_Material for this exercise_.
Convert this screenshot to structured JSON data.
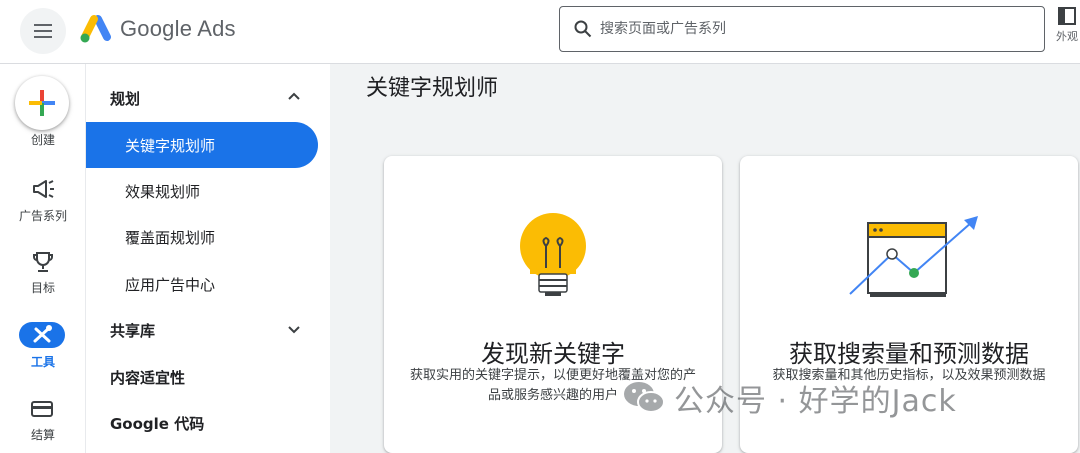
{
  "header": {
    "brand": "Google Ads",
    "search_placeholder": "搜索页面或广告系列",
    "appearance_label": "外观"
  },
  "rail": {
    "create_label": "创建",
    "campaigns_label": "广告系列",
    "goals_label": "目标",
    "tools_label": "工具",
    "billing_label": "结算"
  },
  "nav": {
    "planning": "规划",
    "keyword_planner": "关键字规划师",
    "performance_planner": "效果规划师",
    "reach_planner": "覆盖面规划师",
    "app_ads_hub": "应用广告中心",
    "shared_library": "共享库",
    "content_suitability": "内容适宜性",
    "google_tag": "Google 代码"
  },
  "main": {
    "title": "关键字规划师",
    "cards": [
      {
        "title": "发现新关键字",
        "desc": "获取实用的关键字提示，以便更好地覆盖对您的产品或服务感兴趣的用户"
      },
      {
        "title": "获取搜索量和预测数据",
        "desc": "获取搜索量和其他历史指标，以及效果预测数据"
      }
    ]
  },
  "watermark": "公众号 · 好学的Jack",
  "colors": {
    "accent": "#1a73e8",
    "bulb": "#fbbc04",
    "google_red": "#ea4335",
    "google_green": "#34a853"
  }
}
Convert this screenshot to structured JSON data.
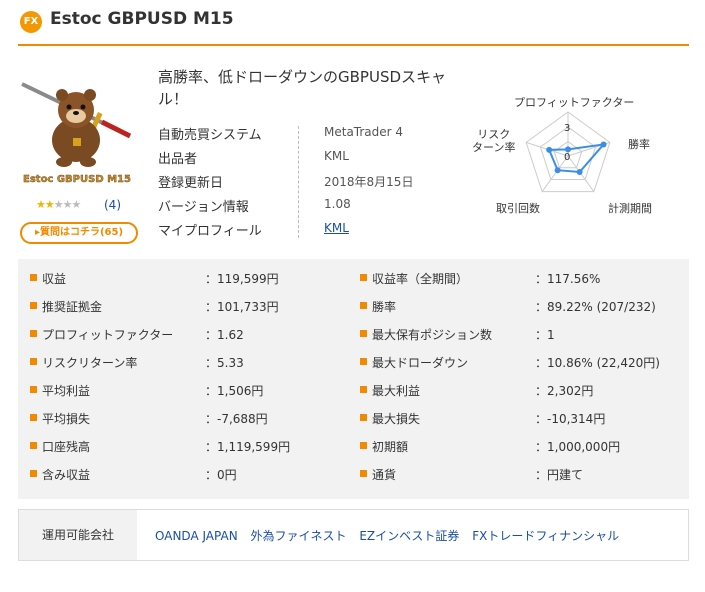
{
  "header": {
    "badge": "FX",
    "title": "Estoc GBPUSD M15"
  },
  "product": {
    "image_caption": "Estoc GBPUSD M15",
    "rating_stars": 2,
    "rating_max": 5,
    "rating_count": "(4)",
    "qa_button": "質問はコチラ(65)"
  },
  "headline": "高勝率、低ドローダウンのGBPUSDスキャル！",
  "info": [
    {
      "label": "自動売買システム",
      "value": "MetaTrader 4"
    },
    {
      "label": "出品者",
      "value": "KML"
    },
    {
      "label": "登録更新日",
      "value": "2018年8月15日"
    },
    {
      "label": "バージョン情報",
      "value": "1.08"
    },
    {
      "label": "マイプロフィール",
      "value": "KML"
    }
  ],
  "radar": {
    "labels": {
      "top": "プロフィットファクター",
      "right": "勝率",
      "bottom_right": "計測期間",
      "bottom_left": "取引回数",
      "left": "リスク\nターン率"
    },
    "scale_max_label": "3",
    "scale_zero_label": "0",
    "values_fraction": [
      0.15,
      0.85,
      0.45,
      0.4,
      0.45
    ],
    "color": "#3a8ee6"
  },
  "stats": {
    "left": [
      {
        "label": "収益",
        "value": "：119,599円"
      },
      {
        "label": "推奨証拠金",
        "value": "：101,733円"
      },
      {
        "label": "プロフィットファクター",
        "value": "：1.62"
      },
      {
        "label": "リスクリターン率",
        "value": "：5.33"
      },
      {
        "label": "平均利益",
        "value": "：1,506円"
      },
      {
        "label": "平均損失",
        "value": "：-7,688円"
      },
      {
        "label": "口座残高",
        "value": "：1,119,599円"
      },
      {
        "label": "含み収益",
        "value": "：0円"
      }
    ],
    "right": [
      {
        "label": "収益率（全期間）",
        "value": "：117.56%"
      },
      {
        "label": "勝率",
        "value": "：89.22% (207/232)"
      },
      {
        "label": "最大保有ポジション数",
        "value": "：1"
      },
      {
        "label": "最大ドローダウン",
        "value": "：10.86% (22,420円)"
      },
      {
        "label": "最大利益",
        "value": "：2,302円"
      },
      {
        "label": "最大損失",
        "value": "：-10,314円"
      },
      {
        "label": "初期額",
        "value": "：1,000,000円"
      },
      {
        "label": "通貨",
        "value": "：円建て"
      }
    ]
  },
  "brokers": {
    "heading": "運用可能会社",
    "items": [
      "OANDA JAPAN",
      "外為ファイネスト",
      "EZインベスト証券",
      "FXトレードフィナンシャル"
    ]
  },
  "colors": {
    "accent": "#f08a00",
    "link": "#1a4ea8",
    "panel": "#f2f2f2"
  }
}
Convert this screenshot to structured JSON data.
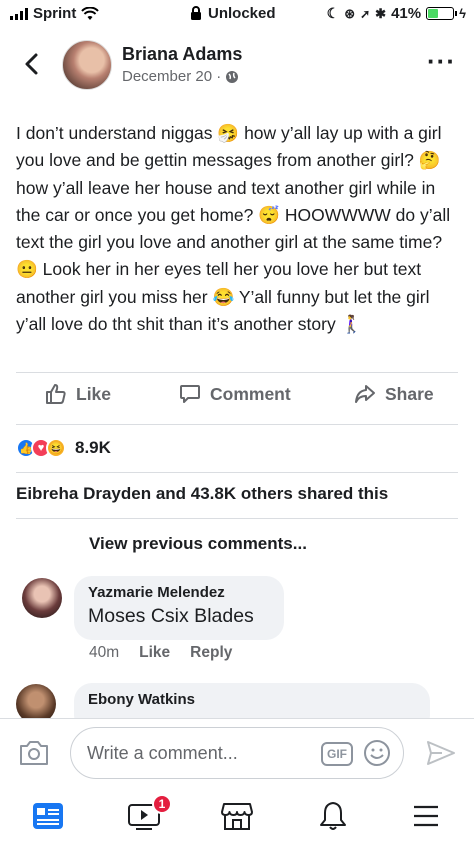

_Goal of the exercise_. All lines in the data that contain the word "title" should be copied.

_Solution below_.
    "title": "关键字规划师",
        "title": "发现新关键字",
        "title": "获取搜索量和预测数据",
    "title": "Estoc GBPUSD M15"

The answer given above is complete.